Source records
* * * * * * * * *

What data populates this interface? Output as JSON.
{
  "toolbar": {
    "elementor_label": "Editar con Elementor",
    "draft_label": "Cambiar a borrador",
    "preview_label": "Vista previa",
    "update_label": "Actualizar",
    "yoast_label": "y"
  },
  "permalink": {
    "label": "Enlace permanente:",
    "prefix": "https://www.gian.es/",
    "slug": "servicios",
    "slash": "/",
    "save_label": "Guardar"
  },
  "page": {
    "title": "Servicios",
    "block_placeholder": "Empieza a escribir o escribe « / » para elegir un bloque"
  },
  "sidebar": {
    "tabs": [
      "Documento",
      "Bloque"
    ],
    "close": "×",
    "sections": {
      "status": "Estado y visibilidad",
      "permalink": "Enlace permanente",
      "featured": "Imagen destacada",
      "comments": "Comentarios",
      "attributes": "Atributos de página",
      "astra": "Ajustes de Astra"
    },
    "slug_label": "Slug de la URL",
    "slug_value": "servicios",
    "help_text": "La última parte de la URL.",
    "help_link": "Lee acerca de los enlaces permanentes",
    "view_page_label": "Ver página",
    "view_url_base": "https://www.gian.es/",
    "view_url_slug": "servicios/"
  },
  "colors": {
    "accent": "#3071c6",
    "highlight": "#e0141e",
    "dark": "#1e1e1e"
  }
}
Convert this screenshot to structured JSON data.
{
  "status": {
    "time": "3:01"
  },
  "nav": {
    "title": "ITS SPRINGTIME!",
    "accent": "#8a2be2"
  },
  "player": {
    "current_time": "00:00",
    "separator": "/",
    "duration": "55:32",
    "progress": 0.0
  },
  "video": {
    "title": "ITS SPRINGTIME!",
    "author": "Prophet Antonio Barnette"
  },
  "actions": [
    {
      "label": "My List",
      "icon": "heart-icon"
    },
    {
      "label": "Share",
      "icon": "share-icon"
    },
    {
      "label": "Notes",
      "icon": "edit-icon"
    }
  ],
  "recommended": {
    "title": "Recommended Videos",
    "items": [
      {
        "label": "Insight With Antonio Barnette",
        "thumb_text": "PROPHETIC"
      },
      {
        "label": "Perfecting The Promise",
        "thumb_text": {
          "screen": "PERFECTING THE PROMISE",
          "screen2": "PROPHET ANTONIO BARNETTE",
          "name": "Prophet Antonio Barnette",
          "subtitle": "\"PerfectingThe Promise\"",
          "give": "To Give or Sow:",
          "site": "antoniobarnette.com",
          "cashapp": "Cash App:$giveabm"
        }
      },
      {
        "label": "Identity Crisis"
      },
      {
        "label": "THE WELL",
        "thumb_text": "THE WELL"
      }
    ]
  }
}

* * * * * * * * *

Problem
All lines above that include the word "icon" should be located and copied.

Solution to this exercise
      "icon": "heart-icon"
      "icon": "share-icon"
      "icon": "edit-icon"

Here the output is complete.